The thought of having two, or even three kids in college at the same time sounds daunting, but there is good news. A family's Expected Family Contribution (EFC) is a per household number and not a per student number. You can find your EFC by going here and putting your family's financial information in. Expected Family Contribution is based on household income and assets and is the minimum amount that a household is expected to contribute toward the cost of college.

I say minimum amount because you could pay more than your EFC depending on what school your child attends. The difference in your EFC and the cost of the school is called your financial need. Most schools will cover part of your financial need and then you have to pay the difference, however, many schools will pay up to 100% of a student's financial need. This list shows colleges that claim to have met 100% of financial need for the 2015-16 school year.

Why should I feel lucky to have multiple kids in school at once?

A family's EFC is a per household number, not per student. In other words, if you could find a school that covers 100% of financial need, you could put three kids through a year of school for the same cost as one.

Wow! You may want to read the above statement again.

Two kids in school at the same time is a pretty common scenario for families with multiple kids. Assuming all three of my kids go to college for four years, I will have two kids in college for at least three years. If they are like their dad and decide to change majors three years in, it could be more!

The college search is vital

As mentioned above, the percentage of financial need that a school covers becomes an even bigger deal when you have more than one child in college. Let’s look at an example.

  • Two kids in college
  • One school costs $25,000
  • Second school costs $35,000
  • EFC = $15,000
  • Financial need = School costs ($25k + $35k) - EFC ($15k) = $45,000

The percentage of financial need covered should be one of the top criteria in your college search. Here is what the out of pocket cost would be if both schools cover 50% of financial need versus 90% of financial need.

Choosing schools that cover 90 percent of financial need versus 50% would save this family $17,500 each year that their two students are in school.

Even though having multiple kids in college sounds intimidating, it can be a blessing if you are smart about your college search. Again, the percentage of financial need covered should be a top criterion in your college search if you want to save money on the cost of college. If you would like help with your college search and putting together a four year funding plan you can contact me here.

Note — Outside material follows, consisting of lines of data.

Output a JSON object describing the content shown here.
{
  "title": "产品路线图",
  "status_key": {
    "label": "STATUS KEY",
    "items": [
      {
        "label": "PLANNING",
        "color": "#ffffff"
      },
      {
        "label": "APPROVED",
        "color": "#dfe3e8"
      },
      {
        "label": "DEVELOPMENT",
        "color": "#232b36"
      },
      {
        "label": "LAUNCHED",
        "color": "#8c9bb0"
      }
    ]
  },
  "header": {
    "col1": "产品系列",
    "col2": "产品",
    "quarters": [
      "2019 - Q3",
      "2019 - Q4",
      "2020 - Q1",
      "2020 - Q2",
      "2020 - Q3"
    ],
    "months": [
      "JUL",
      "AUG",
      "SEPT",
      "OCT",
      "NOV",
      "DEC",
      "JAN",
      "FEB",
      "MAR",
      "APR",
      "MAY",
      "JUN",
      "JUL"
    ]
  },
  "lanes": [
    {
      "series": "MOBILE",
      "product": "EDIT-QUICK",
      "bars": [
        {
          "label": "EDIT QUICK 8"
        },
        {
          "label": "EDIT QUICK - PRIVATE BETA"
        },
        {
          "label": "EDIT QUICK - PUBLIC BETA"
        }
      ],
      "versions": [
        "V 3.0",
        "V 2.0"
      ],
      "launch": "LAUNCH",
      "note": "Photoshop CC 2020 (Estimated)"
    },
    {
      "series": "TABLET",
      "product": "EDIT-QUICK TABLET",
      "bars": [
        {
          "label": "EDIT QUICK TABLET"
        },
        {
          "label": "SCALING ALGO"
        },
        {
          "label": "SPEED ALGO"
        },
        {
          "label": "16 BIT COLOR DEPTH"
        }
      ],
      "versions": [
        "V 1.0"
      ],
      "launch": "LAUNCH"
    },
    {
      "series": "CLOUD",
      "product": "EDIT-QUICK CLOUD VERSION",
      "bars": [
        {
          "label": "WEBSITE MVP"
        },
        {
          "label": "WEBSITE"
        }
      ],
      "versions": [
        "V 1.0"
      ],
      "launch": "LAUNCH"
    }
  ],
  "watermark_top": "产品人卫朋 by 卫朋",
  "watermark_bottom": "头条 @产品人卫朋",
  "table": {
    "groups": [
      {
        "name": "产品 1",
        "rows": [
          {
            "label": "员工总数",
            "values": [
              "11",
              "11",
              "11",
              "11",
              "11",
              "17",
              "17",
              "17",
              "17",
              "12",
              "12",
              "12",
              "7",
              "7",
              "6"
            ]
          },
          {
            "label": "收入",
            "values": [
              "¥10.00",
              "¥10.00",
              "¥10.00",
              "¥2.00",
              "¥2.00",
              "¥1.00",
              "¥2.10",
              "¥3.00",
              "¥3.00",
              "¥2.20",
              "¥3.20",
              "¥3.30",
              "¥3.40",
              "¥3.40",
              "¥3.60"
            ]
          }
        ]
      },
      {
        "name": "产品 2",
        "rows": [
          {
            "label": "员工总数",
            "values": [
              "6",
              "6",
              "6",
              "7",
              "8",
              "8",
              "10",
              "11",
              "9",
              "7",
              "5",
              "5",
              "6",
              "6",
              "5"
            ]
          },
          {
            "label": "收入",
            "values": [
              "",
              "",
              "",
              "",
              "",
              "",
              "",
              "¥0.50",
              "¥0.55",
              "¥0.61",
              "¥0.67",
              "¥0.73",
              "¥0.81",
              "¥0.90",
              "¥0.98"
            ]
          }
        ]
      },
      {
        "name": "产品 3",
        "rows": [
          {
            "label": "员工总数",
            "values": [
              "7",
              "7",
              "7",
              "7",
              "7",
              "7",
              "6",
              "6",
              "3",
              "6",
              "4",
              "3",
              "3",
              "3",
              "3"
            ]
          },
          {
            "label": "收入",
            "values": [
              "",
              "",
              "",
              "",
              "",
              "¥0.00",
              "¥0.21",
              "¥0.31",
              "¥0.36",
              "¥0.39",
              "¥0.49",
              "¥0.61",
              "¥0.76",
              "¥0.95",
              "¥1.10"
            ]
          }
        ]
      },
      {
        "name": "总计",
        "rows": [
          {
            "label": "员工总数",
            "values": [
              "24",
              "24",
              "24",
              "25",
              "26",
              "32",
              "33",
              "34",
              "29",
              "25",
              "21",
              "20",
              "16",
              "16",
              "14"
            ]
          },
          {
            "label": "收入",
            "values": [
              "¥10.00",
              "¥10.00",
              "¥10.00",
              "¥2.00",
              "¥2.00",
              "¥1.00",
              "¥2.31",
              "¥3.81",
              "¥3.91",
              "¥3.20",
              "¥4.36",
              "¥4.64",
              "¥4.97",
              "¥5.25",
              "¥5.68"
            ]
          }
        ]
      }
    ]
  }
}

Brad Bobb, CFP® is the owner of Bobb Financial Inc, and an expert in retirement planning for federal employees.